*** Block opens ***
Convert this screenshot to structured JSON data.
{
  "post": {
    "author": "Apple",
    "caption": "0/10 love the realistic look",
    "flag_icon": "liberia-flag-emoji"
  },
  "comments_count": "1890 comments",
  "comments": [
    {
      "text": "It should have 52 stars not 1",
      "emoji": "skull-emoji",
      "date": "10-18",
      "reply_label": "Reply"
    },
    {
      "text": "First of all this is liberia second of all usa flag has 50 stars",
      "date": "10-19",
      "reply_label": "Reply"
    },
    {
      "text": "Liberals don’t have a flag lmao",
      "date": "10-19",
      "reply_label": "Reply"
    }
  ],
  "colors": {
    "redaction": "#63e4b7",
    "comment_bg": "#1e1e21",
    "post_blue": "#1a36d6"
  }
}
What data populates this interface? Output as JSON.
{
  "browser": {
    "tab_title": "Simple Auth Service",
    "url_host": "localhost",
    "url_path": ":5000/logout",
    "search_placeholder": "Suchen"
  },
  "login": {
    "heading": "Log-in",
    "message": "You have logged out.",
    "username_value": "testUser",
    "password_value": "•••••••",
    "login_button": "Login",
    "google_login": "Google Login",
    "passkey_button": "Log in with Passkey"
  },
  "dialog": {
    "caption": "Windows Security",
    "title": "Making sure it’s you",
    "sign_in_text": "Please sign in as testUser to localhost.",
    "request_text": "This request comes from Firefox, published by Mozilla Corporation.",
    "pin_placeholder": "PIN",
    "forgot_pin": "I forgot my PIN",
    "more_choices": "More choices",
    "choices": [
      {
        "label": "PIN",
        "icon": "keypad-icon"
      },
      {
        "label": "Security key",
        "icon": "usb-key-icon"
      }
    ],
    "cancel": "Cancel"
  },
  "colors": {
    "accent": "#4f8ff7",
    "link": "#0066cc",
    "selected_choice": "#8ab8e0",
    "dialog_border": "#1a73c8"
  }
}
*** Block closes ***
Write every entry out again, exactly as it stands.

Convert this screenshot to structured JSON data.
{
  "post": {
    "author": "Apple",
    "caption": "0/10 love the realistic look",
    "flag_icon": "liberia-flag-emoji"
  },
  "comments_count": "1890 comments",
  "comments": [
    {
      "text": "It should have 52 stars not 1",
      "emoji": "skull-emoji",
      "date": "10-18",
      "reply_label": "Reply"
    },
    {
      "text": "First of all this is liberia second of all usa flag has 50 stars",
      "date": "10-19",
      "reply_label": "Reply"
    },
    {
      "text": "Liberals don’t have a flag lmao",
      "date": "10-19",
      "reply_label": "Reply"
    }
  ],
  "colors": {
    "redaction": "#63e4b7",
    "comment_bg": "#1e1e21",
    "post_blue": "#1a36d6"
  }
}
What data populates this interface? Output as JSON.
{
  "browser": {
    "tab_title": "Simple Auth Service",
    "url_host": "localhost",
    "url_path": ":5000/logout",
    "search_placeholder": "Suchen"
  },
  "login": {
    "heading": "Log-in",
    "message": "You have logged out.",
    "username_value": "testUser",
    "password_value": "•••••••",
    "login_button": "Login",
    "google_login": "Google Login",
    "passkey_button": "Log in with Passkey"
  },
  "dialog": {
    "caption": "Windows Security",
    "title": "Making sure it’s you",
    "sign_in_text": "Please sign in as testUser to localhost.",
    "request_text": "This request comes from Firefox, published by Mozilla Corporation.",
    "pin_placeholder": "PIN",
    "forgot_pin": "I forgot my PIN",
    "more_choices": "More choices",
    "choices": [
      {
        "label": "PIN",
        "icon": "keypad-icon"
      },
      {
        "label": "Security key",
        "icon": "usb-key-icon"
      }
    ],
    "cancel": "Cancel"
  },
  "colors": {
    "accent": "#4f8ff7",
    "link": "#0066cc",
    "selected_choice": "#8ab8e0",
    "dialog_border": "#1a73c8"
  }
}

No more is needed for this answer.